I have always loved carousels, even after learning that their origins date back to battle training devices. The old ones, created by master wood-carvers are difficult to find and many are in need of restoration. Memphis has a special one hidden away in storage. Although fiberglass, this one is special because it combines lovingly created fish and sea monsters with the abandon of a child’s ride. Worries about monsters under the bed are banished by bright colors and googly eyes.The freedom of motion and the fact that each monster is unique made me anxious to parade my . This is the year! Enjoy the ride!
Monthly Archives: January 2013
The Gullah women of South Carolina have perfected the art of sweetgrass basket-making, a traditional craft first developed in Africa. The tradition thrives today in the hands of women who weave these baskets using the same methods and materials. Along a highway appropriately named Sweetgrass Highway, their baskets are for sale along with their stories. I bought a middle – sized one with an edge called elephant ears or roller coaster. It has bands of pine needles to add colors, is signed by the artist and smells wonderful.These baskets on display in the afternoon sun made me think about how much I miss it when I’m not making things and how wonderful it would be to pass on this kind of tradition. Note to self -get busy!
A jar of found pieces in the window caught my eye. I loved that the shop owners cared enough about the remains under their corner of Charleston to display them. It’s these fragments of those who passed before us, and even from our earlier life that makes us who we are. As a magpie, I’m always collecting little pieces that catch my eye. Shells, rocks,charms, wrappers, letters, metal, all find their way into my hands and collections. I think this year is a good time to gather them together and display them to honor those fragments of memory. Using an old glass jar would be a great beginning and I certainly have many of those. I know there are shard lamps, plaques, and vases, but I think they’d be happier without glue or cement holding them static.Any suggestions?
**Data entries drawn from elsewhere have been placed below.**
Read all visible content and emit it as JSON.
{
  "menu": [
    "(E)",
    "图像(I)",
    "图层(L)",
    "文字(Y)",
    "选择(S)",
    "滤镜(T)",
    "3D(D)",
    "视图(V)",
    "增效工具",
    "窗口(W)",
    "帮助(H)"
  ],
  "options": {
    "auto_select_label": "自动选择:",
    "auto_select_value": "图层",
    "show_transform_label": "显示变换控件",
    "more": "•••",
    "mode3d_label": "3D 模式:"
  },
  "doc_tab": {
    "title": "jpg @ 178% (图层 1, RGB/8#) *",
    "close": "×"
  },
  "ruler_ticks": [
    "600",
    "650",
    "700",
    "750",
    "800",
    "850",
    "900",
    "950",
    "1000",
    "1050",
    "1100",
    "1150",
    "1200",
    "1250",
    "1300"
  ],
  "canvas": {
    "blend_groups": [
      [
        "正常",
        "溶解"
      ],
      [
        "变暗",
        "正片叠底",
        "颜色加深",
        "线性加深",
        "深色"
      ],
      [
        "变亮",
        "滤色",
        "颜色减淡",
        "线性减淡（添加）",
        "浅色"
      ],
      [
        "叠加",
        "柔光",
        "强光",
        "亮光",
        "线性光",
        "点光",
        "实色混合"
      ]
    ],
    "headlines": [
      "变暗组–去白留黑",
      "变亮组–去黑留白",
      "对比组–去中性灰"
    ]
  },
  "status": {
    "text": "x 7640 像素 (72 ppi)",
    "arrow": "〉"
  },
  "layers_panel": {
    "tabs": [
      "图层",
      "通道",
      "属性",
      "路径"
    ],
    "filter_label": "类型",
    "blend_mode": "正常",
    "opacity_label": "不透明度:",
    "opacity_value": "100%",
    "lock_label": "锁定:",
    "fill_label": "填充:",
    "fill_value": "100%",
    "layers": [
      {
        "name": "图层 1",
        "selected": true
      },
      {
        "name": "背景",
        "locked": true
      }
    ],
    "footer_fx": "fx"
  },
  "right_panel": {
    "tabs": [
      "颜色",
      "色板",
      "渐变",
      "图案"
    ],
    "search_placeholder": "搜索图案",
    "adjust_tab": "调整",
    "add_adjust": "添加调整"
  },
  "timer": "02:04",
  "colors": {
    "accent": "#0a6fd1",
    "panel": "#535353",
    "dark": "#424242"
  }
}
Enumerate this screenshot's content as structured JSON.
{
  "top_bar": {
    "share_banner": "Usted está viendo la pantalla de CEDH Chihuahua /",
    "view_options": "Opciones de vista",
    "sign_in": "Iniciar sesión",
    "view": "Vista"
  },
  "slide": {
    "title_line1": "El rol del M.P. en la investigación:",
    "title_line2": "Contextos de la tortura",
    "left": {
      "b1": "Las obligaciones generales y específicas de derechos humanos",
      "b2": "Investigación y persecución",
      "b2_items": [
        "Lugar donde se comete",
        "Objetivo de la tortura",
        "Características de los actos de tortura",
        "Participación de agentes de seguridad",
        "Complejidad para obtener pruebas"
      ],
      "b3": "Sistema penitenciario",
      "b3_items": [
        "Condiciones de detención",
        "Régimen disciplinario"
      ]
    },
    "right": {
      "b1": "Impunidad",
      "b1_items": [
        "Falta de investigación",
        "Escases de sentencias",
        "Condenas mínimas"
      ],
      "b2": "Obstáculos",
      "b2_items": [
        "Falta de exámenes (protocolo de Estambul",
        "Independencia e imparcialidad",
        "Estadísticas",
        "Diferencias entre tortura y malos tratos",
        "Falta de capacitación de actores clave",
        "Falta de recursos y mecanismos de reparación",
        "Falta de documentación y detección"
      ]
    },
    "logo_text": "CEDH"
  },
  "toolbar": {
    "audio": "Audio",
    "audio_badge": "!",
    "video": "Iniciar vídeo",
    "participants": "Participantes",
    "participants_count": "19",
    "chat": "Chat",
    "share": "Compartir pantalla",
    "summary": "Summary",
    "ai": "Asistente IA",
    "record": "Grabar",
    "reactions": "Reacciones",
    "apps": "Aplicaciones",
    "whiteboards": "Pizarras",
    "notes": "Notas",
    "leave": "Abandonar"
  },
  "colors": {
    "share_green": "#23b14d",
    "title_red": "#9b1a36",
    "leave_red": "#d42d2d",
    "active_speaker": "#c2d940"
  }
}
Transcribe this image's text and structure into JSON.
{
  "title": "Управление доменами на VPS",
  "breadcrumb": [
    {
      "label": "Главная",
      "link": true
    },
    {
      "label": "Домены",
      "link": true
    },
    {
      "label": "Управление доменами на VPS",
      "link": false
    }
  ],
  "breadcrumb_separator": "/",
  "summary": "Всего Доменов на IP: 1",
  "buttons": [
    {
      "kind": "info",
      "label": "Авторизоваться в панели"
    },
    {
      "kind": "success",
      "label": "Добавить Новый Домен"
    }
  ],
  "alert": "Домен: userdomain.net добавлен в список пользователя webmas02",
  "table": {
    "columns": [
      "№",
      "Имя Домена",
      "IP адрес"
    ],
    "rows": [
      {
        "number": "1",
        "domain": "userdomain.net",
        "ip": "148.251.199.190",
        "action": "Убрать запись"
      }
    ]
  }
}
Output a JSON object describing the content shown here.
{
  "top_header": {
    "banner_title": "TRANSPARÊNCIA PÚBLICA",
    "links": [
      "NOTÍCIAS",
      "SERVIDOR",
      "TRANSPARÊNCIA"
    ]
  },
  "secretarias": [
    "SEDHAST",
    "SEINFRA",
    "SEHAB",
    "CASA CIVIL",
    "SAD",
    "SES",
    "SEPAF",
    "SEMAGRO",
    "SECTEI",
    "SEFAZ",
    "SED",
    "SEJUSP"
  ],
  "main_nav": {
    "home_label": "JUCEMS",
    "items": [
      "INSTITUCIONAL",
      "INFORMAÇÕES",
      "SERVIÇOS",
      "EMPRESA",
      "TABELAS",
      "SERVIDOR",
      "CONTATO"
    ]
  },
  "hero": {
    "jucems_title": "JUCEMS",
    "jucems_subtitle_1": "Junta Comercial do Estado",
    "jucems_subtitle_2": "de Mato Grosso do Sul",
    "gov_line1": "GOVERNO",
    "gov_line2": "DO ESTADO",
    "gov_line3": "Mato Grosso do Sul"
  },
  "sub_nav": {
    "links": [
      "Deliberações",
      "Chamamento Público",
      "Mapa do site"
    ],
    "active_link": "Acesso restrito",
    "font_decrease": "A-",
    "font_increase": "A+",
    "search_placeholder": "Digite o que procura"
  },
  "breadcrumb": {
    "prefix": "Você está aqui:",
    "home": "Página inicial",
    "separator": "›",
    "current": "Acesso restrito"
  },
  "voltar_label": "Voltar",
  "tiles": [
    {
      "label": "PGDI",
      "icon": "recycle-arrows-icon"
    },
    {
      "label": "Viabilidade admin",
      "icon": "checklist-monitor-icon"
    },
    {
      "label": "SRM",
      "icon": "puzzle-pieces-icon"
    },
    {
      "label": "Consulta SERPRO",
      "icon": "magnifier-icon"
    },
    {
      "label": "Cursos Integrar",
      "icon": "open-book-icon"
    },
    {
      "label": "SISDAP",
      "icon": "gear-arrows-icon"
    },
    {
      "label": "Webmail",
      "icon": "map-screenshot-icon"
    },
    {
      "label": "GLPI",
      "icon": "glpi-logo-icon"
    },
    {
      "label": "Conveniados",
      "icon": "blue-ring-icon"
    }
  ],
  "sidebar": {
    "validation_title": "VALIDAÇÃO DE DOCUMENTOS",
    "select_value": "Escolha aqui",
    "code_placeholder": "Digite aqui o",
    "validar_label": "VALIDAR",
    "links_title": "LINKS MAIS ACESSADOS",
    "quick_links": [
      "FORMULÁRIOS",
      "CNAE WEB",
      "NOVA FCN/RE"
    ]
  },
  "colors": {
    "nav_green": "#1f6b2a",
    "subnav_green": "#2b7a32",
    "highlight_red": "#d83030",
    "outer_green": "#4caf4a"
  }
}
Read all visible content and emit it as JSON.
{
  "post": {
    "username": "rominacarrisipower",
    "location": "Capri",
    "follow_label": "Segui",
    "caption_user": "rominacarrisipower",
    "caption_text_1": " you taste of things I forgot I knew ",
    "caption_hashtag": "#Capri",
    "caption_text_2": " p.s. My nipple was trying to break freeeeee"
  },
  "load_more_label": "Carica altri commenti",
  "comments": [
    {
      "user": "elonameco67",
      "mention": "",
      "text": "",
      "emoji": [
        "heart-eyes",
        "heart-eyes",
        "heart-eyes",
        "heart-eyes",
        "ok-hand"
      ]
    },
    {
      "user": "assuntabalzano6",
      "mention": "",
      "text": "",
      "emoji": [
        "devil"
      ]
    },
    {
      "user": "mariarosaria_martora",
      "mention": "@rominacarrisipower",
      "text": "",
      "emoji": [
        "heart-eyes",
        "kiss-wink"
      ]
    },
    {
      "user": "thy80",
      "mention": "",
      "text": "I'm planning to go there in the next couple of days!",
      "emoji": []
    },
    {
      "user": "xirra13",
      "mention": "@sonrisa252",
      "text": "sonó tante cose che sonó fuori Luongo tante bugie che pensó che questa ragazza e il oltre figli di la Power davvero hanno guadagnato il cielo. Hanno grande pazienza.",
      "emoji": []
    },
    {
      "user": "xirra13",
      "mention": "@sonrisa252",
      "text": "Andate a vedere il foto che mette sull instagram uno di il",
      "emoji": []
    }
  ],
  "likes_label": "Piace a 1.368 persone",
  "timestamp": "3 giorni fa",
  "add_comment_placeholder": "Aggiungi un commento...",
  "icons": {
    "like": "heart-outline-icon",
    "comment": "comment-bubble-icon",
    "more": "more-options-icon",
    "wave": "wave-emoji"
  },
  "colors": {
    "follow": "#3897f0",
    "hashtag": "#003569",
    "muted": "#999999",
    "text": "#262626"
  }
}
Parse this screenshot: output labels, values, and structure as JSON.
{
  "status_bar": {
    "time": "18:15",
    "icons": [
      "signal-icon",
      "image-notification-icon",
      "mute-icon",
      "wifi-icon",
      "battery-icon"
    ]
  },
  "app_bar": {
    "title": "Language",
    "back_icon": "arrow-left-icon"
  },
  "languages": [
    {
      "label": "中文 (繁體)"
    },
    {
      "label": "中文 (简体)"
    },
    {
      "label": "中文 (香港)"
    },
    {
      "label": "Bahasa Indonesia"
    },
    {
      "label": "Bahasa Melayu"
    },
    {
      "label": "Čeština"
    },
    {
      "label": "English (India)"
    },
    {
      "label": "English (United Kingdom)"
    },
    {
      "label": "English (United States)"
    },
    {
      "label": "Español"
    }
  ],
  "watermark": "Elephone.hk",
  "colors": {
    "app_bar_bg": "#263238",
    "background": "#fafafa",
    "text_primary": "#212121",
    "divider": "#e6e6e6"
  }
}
Still learning life lessons at Sea World. My feeling is that if I find an image that inspires me to think more deeply, then the source becomes secondary. Shooting tropical fish in a wall-sized aquarium became an exercise in futility.Light , movement and crowds made it nearly impossible. Knowing that, I kept shooting. Of course this says something about my intelligence level or lack thereof, but the resulting photo made me notice that it was easier to see the background rather than the fish. Although dressed in bright colors, their constant movement made them nearly invisible. Life suggestion number two becomes slow down or try something different to stand out from the crowd.
The second image of a flamingo represents needing to be more introspective and survey what is closer to the heart.His position said more than his plumage, maybe this will help me to think before I blurt out the words that come so easily but can create havoc.
I am terrible at keeping resolutions so I’ve disguised them as suggestions for making my life more meaningful.I find inspiration in some strange places and the aquarium at Sea World became one. You walk into a dark room and press a button which illuminates the tank in front of you. Jellyfish glowed with an inner light and danced to a silent melody. I stood mesmerized long enough to annoy the crowd in back of me. As I exited, I blinked my eyes in the sun and kept imagining the beautiful ballet. So often I don’t take the time to really see. I don’t stand still. It’s easier to skim.I might have missed this performance if I hadn’t taken time to press a button. I saw them in their own light. In other light these graceful creatures may pass unnoticed or are viewed as an annoyance to an unsuspecting swimmer.I need to take time to notice and appreciate.